 Risk aversion  How much do investors dislike risk?
I. Complete Portfolio
The entire portfolio including risky portfolio (RP) and riskfree portfolio (RF).
$$E(r_{\text{complete}}) = yE(r_p) + (1y)r_f$$
Riskfree asset, $r_f$: proxy with TBills/money market instruments.
$y$ is called the weight in the risky portfolio.
$$\sigma^2_{\text{complete}}=(y\sigma_{rp})^2 + [(1y)\sigma_{\text{rf}}]^2$$
$\sigma_{\text{rf}}=0$ as the return from a riskfree asset is certain.III. Capital Allocation Line (CAL)
$$E(r_c) = r_f + \frac{\sigma_c}{\sigma_p}\times(E(r_p)r_f)$$
The slope of the CAL measures the tradeoff between risk ($\sigma_p$) and risk premium ($E[r_p]r_f$).
The slope is known as the Sharpe ratio.
1. Using Leverage with CAL
Assumption: Borrow at riskfre rate. (To ensure that the line is linear)
Borrow at the riskfree rate and invest in risky portfolio. With 50% leverage: $y=1.5$
Own money = $10,000
Borrowed money = $5,000
$$y=\frac{\text{own money}+\text{borrowed money}}{\text{own money}}$$
The line should be straight because for the following simple reasons.
 It could be kinked line if borrowing cost is higher than Rf.
IV. Risk Aversion and Allocation
Risk aversion is the willingness to trade off risk against expected return.
 Individual investors have different levels of risk aversion.
V. Quantifying Risk Aversion
Meanvariance analysis is one part of modern portfolio theory.
Assumption: Investors seek low risk and high reward.
 Variance may tell how spread out the returns of a specific security are on a daily or weekly basis.
 Expected return is a probability expressing the estimated return of the investment in the security.
$$A = \frac{E(r_c)r_f}{\sigma_c^2}\gt0 \ \text{if risk adverse}$$
 Large A means that investor require additional return to bear risk
Average risk aversion = 1.5 to 4 (Empericallly)
A = 0; Risk neutral A < 0; Risk loving
$$y_{\text{percent in risky asset}} = \frac{(E(r_p)r_f)/\sigma_p^2}{A_i}$$
D. Efficient Diversification
I. Asset Allocation With Two Risky Assets
1. Expected Return: Two Risky Assets
$$E(r_p) = W_1E_1(r_1)+W_2E(r_2)$$
2. Portfolio Variance and Standard Deviation: Two Risky Assets
$$\sigma^2_p = W_1^2\sigma^2_1 + W_2^2\sigma^2_2 + 2W_1W_2\text{Cov}(r_1,r_2)$$
$$Cov(R_A, R_B) = \frac{\Sigma_i^n(R_{A_i}\bar{R_{A}})\times(R_{B_i}\bar{R_{B}})}{n1}$$
3. Relation between Covariance & Correlation Coefficient
 Correlation coefficient $\rho$
$$\rho_{1,2} = \frac{\text{Cov(r_1, r_2)}}{\sigma_1 \times \sigma_2}$$
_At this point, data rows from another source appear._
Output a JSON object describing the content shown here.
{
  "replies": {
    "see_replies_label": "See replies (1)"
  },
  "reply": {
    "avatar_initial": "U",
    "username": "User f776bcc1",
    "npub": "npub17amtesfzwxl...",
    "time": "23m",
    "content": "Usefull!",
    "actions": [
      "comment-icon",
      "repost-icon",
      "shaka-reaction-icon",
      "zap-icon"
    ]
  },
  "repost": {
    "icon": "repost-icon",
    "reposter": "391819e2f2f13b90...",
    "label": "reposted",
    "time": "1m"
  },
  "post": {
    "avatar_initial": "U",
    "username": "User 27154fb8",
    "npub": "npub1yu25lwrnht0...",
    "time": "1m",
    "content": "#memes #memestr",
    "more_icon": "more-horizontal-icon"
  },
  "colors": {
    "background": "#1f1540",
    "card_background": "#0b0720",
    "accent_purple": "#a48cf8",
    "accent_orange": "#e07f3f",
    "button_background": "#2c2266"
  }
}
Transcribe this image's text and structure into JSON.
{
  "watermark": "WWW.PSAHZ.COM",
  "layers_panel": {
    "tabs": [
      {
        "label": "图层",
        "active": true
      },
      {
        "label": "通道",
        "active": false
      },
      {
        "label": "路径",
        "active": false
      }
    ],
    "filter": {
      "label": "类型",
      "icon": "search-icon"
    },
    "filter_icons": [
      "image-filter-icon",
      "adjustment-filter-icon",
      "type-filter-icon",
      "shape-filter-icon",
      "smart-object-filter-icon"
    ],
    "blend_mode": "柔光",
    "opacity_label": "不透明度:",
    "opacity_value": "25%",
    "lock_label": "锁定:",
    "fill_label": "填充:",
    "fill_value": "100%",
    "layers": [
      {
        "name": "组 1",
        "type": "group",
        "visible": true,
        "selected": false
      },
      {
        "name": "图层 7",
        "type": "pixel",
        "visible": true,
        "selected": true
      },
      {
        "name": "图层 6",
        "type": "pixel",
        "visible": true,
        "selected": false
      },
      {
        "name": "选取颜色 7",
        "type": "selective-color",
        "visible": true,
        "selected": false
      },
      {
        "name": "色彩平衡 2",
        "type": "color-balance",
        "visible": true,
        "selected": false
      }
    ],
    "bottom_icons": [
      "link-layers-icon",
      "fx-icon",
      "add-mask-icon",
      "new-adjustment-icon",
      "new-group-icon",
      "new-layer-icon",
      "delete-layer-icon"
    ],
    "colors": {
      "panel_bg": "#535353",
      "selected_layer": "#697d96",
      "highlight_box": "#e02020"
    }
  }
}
Correlation measures the intensity and direction that two stocks tend to move together

Correlation is standardized to be between 1 and 1
4. Correlation Coefficient ($\rho_{1,2}$)

If $\rho_{1,2}=1.0$  Perfectly positively correlated
 $\sigma(1,2) = W_1\sigma_1 + W_2\sigma_2$
Correlation is standardized to be between 1 and +1.
 If $\rho_{1,2}=1.0$  Perfectly negatively correlated
 $\sigma(1,2) = \pm(W_1\sigma_1  W_2\sigma_2$)
$$\sigma^2_p = W_1^2\sigma^2_1 + W_2^2\sigma^2_2 + 2W_1W_2\text{Cov}(r_1,r_2)$$
$$\text{Cov}(r_1, r_2)=\rho_{1,2}\sigma_1 \sigma_2$$
$$\sigma^2_p = W_1^2\sigma^2_1 + W_2^2\sigma^2_2 + 2W_1W_2\rho_{1,2}\sigma_1 \sigma_2$$